══ RECORDS TO USE
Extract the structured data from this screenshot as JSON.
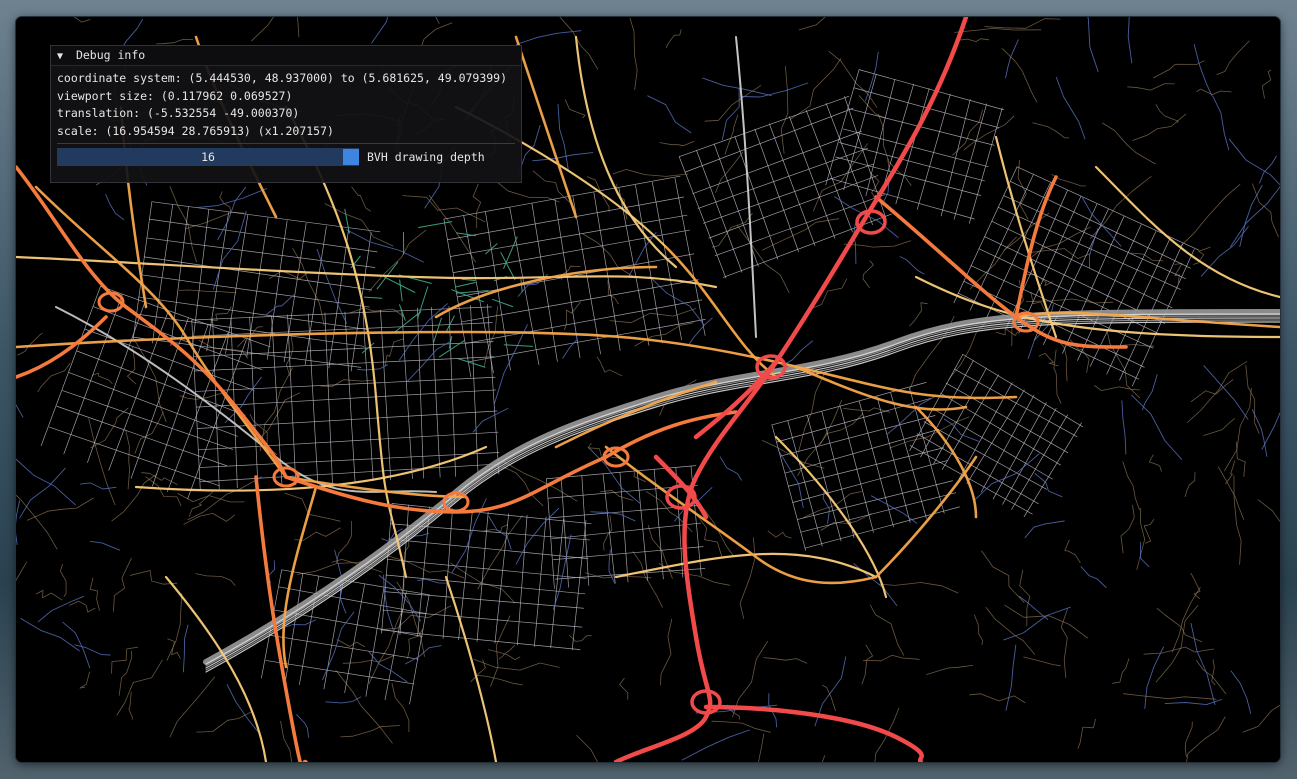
{
  "debug": {
    "title": "Debug info",
    "coordinate_system": "coordinate system: (5.444530, 48.937000) to (5.681625, 49.079399)",
    "viewport_size": "viewport size: (0.117962 0.069527)",
    "translation": "translation: (-5.532554 -49.000370)",
    "scale": "scale: (16.954594 28.765913) (x1.207157)",
    "bvh_depth_value": "16",
    "bvh_depth_label": "BVH drawing depth"
  },
  "colors": {
    "motorway": "#f24a4a",
    "trunk": "#f57a3d",
    "primary": "#f7a64a",
    "secondary": "#f9cc7a",
    "tertiary": "#ffffff",
    "residential": "#b8b8c2",
    "minor": "#8e7454",
    "service": "#5a74c4",
    "path": "#3fae8a",
    "slider_fill": "#223a5e",
    "slider_grab": "#3d85e0"
  },
  "icons": {
    "collapse": "triangle-down-icon"
  }
}
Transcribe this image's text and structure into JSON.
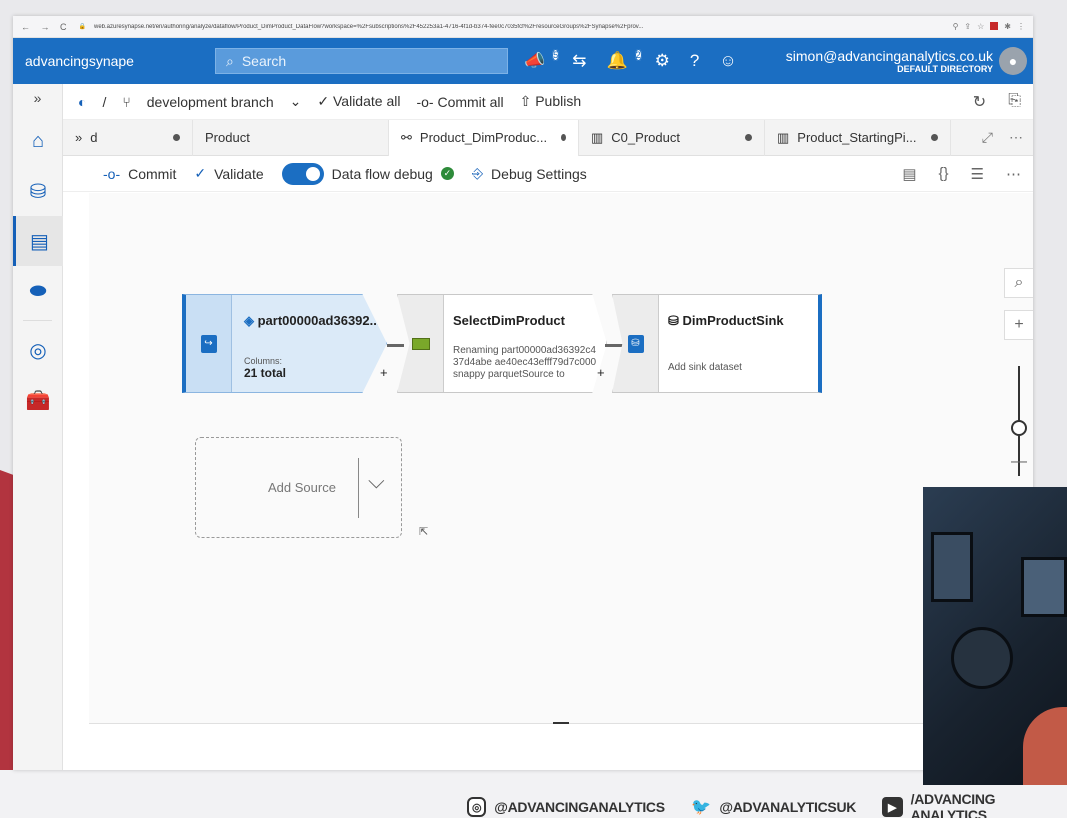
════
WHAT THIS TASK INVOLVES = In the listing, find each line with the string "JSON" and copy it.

RESPONSE =
Extract the structured data from this screenshot as JSON.
Transcribe this image's text and structure into JSON.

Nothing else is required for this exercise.